> [WHAT IS BEING ASKED] Each line of the entries below that includes "JSON" belongs in your answer.

> [RECORDS PROVIDED]
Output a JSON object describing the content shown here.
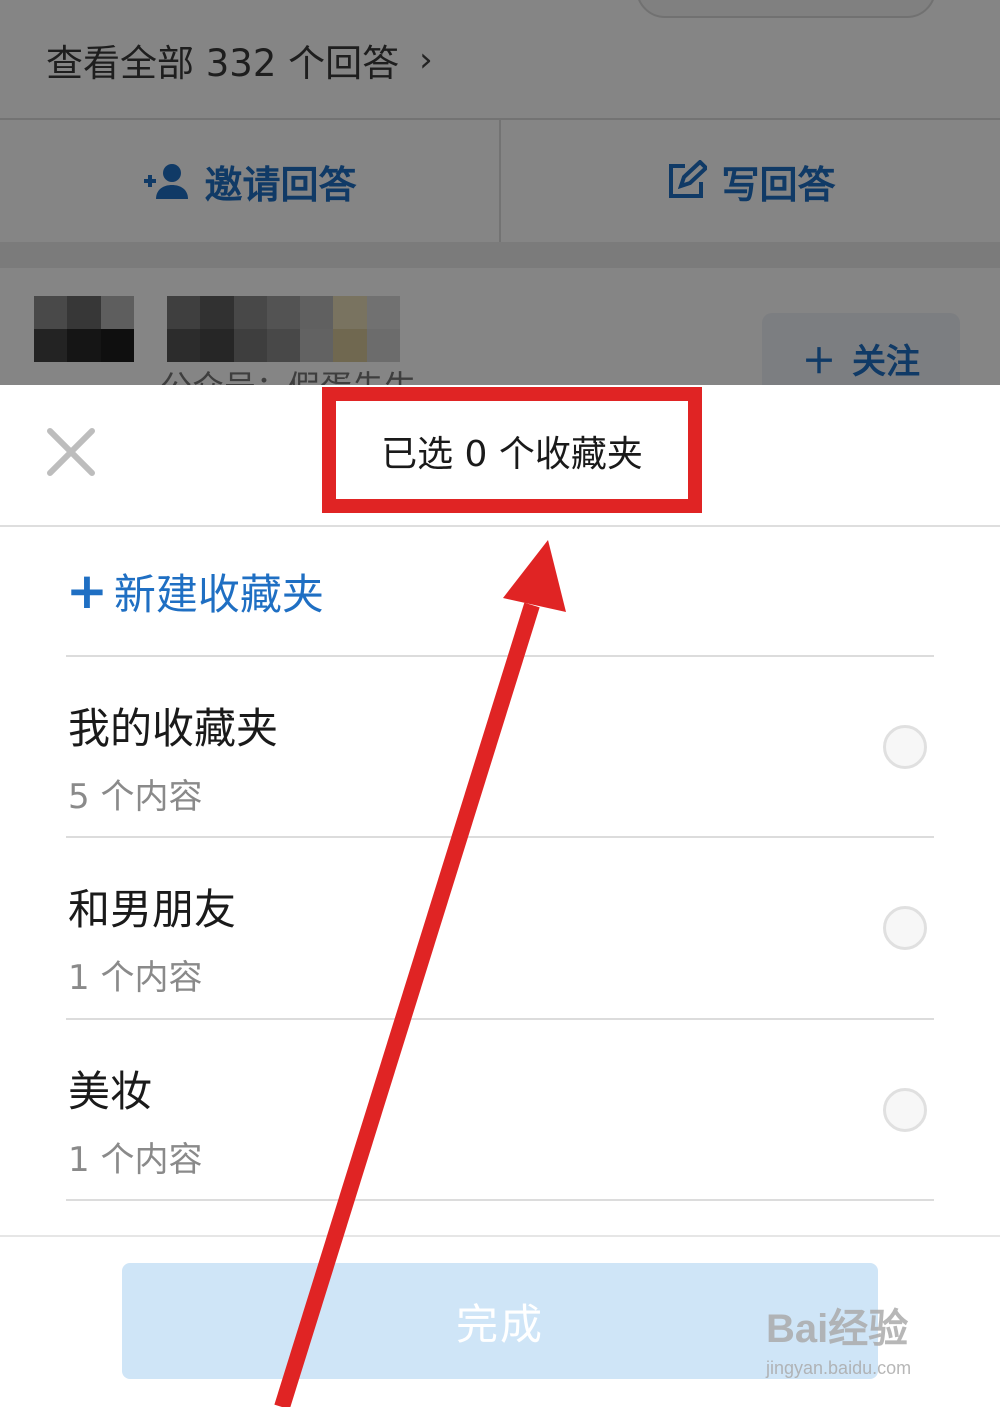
{
  "background": {
    "view_all": "查看全部 332 个回答",
    "invite_answer": "邀请回答",
    "write_answer": "写回答",
    "follow": "关注",
    "partial_caption": "公众号：假蛋先生"
  },
  "sheet": {
    "title": "已选 0 个收藏夹",
    "new_folder": "新建收藏夹",
    "folders": [
      {
        "name": "我的收藏夹",
        "count": "5 个内容",
        "selected": false
      },
      {
        "name": "和男朋友",
        "count": "1 个内容",
        "selected": false
      },
      {
        "name": "美妆",
        "count": "1 个内容",
        "selected": false
      }
    ],
    "done": "完成"
  },
  "watermark": {
    "logo": "Bai经验",
    "sub": "jingyan.baidu.com"
  },
  "colors": {
    "accent": "#1f6fc3",
    "annotation": "#e02424",
    "done_disabled": "#cfe5f7"
  }
}
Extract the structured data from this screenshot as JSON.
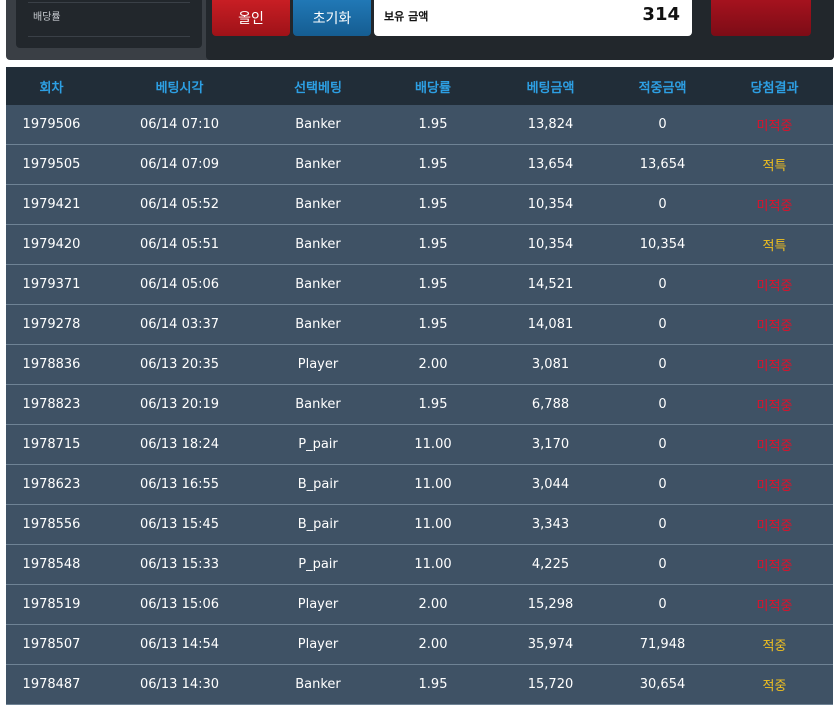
{
  "top": {
    "odds_label": "배당률",
    "allin_label": "올인",
    "reset_label": "초기화",
    "balance_label": "보유 금액",
    "balance_value": "314"
  },
  "table": {
    "headers": [
      "회차",
      "베팅시각",
      "선택베팅",
      "배당률",
      "베팅금액",
      "적중금액",
      "당첨결과"
    ],
    "rows": [
      {
        "round": "1979506",
        "time": "06/14 07:10",
        "pick": "Banker",
        "odds": "1.95",
        "bet": "13,824",
        "win": "0",
        "result": "미적중",
        "status": "lose"
      },
      {
        "round": "1979505",
        "time": "06/14 07:09",
        "pick": "Banker",
        "odds": "1.95",
        "bet": "13,654",
        "win": "13,654",
        "result": "적특",
        "status": "win"
      },
      {
        "round": "1979421",
        "time": "06/14 05:52",
        "pick": "Banker",
        "odds": "1.95",
        "bet": "10,354",
        "win": "0",
        "result": "미적중",
        "status": "lose"
      },
      {
        "round": "1979420",
        "time": "06/14 05:51",
        "pick": "Banker",
        "odds": "1.95",
        "bet": "10,354",
        "win": "10,354",
        "result": "적특",
        "status": "win"
      },
      {
        "round": "1979371",
        "time": "06/14 05:06",
        "pick": "Banker",
        "odds": "1.95",
        "bet": "14,521",
        "win": "0",
        "result": "미적중",
        "status": "lose"
      },
      {
        "round": "1979278",
        "time": "06/14 03:37",
        "pick": "Banker",
        "odds": "1.95",
        "bet": "14,081",
        "win": "0",
        "result": "미적중",
        "status": "lose"
      },
      {
        "round": "1978836",
        "time": "06/13 20:35",
        "pick": "Player",
        "odds": "2.00",
        "bet": "3,081",
        "win": "0",
        "result": "미적중",
        "status": "lose"
      },
      {
        "round": "1978823",
        "time": "06/13 20:19",
        "pick": "Banker",
        "odds": "1.95",
        "bet": "6,788",
        "win": "0",
        "result": "미적중",
        "status": "lose"
      },
      {
        "round": "1978715",
        "time": "06/13 18:24",
        "pick": "P_pair",
        "odds": "11.00",
        "bet": "3,170",
        "win": "0",
        "result": "미적중",
        "status": "lose"
      },
      {
        "round": "1978623",
        "time": "06/13 16:55",
        "pick": "B_pair",
        "odds": "11.00",
        "bet": "3,044",
        "win": "0",
        "result": "미적중",
        "status": "lose"
      },
      {
        "round": "1978556",
        "time": "06/13 15:45",
        "pick": "B_pair",
        "odds": "11.00",
        "bet": "3,343",
        "win": "0",
        "result": "미적중",
        "status": "lose"
      },
      {
        "round": "1978548",
        "time": "06/13 15:33",
        "pick": "P_pair",
        "odds": "11.00",
        "bet": "4,225",
        "win": "0",
        "result": "미적중",
        "status": "lose"
      },
      {
        "round": "1978519",
        "time": "06/13 15:06",
        "pick": "Player",
        "odds": "2.00",
        "bet": "15,298",
        "win": "0",
        "result": "미적중",
        "status": "lose"
      },
      {
        "round": "1978507",
        "time": "06/13 14:54",
        "pick": "Player",
        "odds": "2.00",
        "bet": "35,974",
        "win": "71,948",
        "result": "적중",
        "status": "win"
      },
      {
        "round": "1978487",
        "time": "06/13 14:30",
        "pick": "Banker",
        "odds": "1.95",
        "bet": "15,720",
        "win": "30,654",
        "result": "적중",
        "status": "win"
      }
    ]
  },
  "colors": {
    "header_bg": "#212d38",
    "header_text": "#2d9fe3",
    "row_bg": "#3f5265",
    "win": "#f0c020",
    "lose": "#e0102a"
  }
}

> [RESULT FOR THIS TASK]
Output a JSON object describing the content shown here.
Extract the structured data from this screenshot as JSON.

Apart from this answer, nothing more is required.